# [TASK STATEMENT]
Each line below that contains "main" should be counted; give the total alone.

# [Items from a dataset]

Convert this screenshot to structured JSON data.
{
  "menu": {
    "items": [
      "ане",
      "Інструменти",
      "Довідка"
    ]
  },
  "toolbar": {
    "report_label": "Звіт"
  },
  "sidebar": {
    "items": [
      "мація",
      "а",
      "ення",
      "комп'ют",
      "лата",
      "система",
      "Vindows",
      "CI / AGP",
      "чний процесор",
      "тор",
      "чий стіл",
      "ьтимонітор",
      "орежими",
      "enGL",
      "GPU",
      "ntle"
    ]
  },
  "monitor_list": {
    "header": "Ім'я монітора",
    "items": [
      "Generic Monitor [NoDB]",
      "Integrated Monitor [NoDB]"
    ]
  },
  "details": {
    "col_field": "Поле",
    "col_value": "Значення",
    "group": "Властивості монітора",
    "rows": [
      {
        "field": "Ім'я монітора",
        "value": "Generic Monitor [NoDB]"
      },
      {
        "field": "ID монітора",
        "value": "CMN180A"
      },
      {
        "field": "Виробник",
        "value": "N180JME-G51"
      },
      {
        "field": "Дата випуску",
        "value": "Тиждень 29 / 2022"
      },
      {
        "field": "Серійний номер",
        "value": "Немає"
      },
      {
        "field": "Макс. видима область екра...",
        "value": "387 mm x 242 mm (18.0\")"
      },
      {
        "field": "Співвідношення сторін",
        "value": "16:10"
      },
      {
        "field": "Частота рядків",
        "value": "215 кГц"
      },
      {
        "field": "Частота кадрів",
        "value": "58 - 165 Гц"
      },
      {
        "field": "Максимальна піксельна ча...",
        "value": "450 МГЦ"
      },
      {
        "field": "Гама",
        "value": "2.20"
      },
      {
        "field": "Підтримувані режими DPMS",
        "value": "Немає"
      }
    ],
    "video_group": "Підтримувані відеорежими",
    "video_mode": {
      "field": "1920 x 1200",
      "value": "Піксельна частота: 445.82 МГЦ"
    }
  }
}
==
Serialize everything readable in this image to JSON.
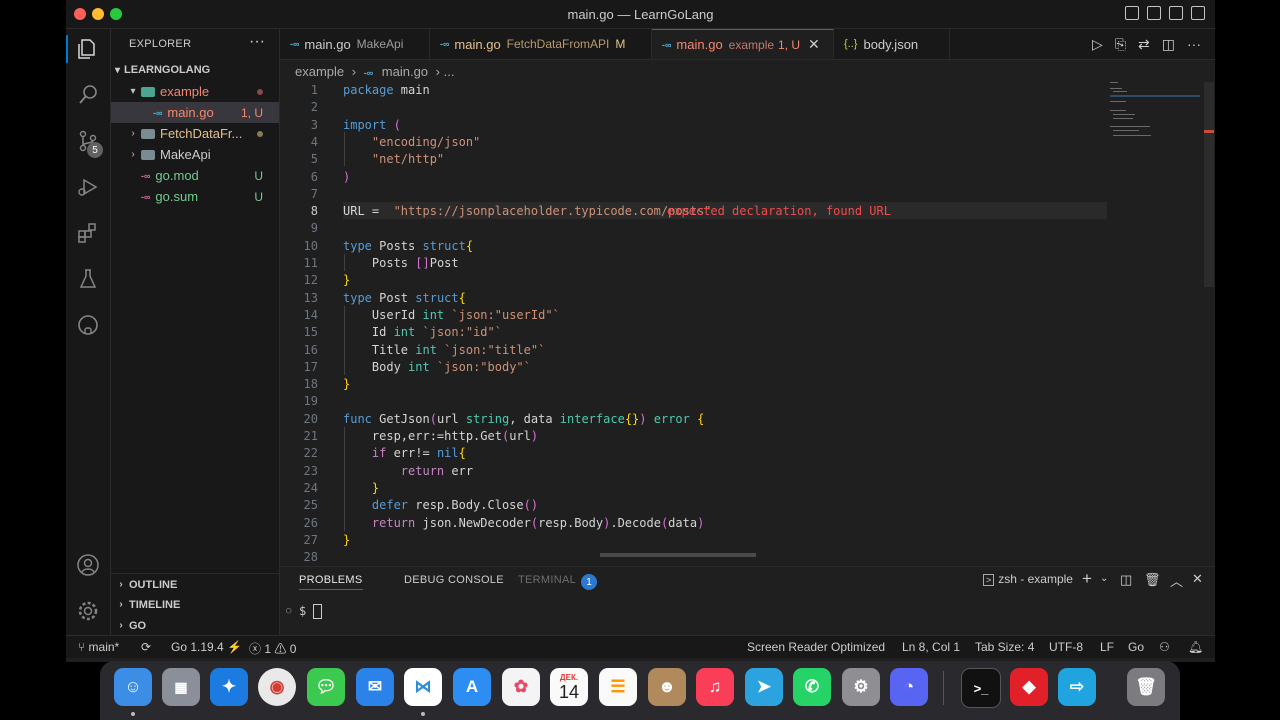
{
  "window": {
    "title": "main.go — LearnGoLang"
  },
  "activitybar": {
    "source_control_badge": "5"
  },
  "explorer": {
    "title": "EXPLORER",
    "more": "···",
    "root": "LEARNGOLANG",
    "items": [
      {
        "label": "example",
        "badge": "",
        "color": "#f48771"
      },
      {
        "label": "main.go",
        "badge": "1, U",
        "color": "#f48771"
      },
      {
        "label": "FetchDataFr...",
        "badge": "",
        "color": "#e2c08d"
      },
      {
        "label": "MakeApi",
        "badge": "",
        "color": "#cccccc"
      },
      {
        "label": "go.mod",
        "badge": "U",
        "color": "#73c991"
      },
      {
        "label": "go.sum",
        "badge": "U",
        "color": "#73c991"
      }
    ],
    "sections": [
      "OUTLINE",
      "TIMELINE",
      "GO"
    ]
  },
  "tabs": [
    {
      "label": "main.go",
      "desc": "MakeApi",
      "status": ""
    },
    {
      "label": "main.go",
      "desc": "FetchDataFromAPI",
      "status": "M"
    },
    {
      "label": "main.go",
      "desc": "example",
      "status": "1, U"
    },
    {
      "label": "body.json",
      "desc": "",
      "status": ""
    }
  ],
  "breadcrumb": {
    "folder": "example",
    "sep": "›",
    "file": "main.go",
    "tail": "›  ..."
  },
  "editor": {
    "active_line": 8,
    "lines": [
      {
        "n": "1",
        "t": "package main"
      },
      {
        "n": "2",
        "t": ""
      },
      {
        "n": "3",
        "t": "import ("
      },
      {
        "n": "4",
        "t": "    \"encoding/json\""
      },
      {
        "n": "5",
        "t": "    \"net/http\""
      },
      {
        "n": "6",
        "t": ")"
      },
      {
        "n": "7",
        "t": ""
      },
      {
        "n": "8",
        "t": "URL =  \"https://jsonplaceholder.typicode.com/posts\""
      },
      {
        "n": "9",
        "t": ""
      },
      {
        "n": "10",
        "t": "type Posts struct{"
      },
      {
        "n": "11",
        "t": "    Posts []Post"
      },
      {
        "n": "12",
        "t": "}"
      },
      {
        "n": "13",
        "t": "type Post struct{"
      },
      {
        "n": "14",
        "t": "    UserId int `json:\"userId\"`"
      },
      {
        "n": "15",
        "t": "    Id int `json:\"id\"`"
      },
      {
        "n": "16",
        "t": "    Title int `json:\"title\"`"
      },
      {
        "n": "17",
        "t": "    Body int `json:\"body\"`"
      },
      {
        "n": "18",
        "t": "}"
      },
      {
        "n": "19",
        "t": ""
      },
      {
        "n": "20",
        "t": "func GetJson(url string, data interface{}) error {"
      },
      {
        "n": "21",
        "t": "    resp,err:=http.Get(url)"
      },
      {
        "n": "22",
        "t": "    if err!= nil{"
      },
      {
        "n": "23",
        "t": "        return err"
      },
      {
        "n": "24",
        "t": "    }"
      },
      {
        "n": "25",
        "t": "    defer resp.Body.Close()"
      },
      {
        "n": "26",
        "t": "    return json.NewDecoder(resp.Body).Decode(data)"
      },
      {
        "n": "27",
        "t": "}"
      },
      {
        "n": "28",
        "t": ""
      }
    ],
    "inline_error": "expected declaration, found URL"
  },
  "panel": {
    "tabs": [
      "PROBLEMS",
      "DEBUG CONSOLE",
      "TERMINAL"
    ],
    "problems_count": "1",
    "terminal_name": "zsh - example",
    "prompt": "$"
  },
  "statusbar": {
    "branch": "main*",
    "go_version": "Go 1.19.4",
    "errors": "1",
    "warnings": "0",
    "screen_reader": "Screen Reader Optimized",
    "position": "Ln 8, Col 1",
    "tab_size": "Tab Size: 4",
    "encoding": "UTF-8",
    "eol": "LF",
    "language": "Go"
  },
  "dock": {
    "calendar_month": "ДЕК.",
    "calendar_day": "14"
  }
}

# [OUTPUT]
8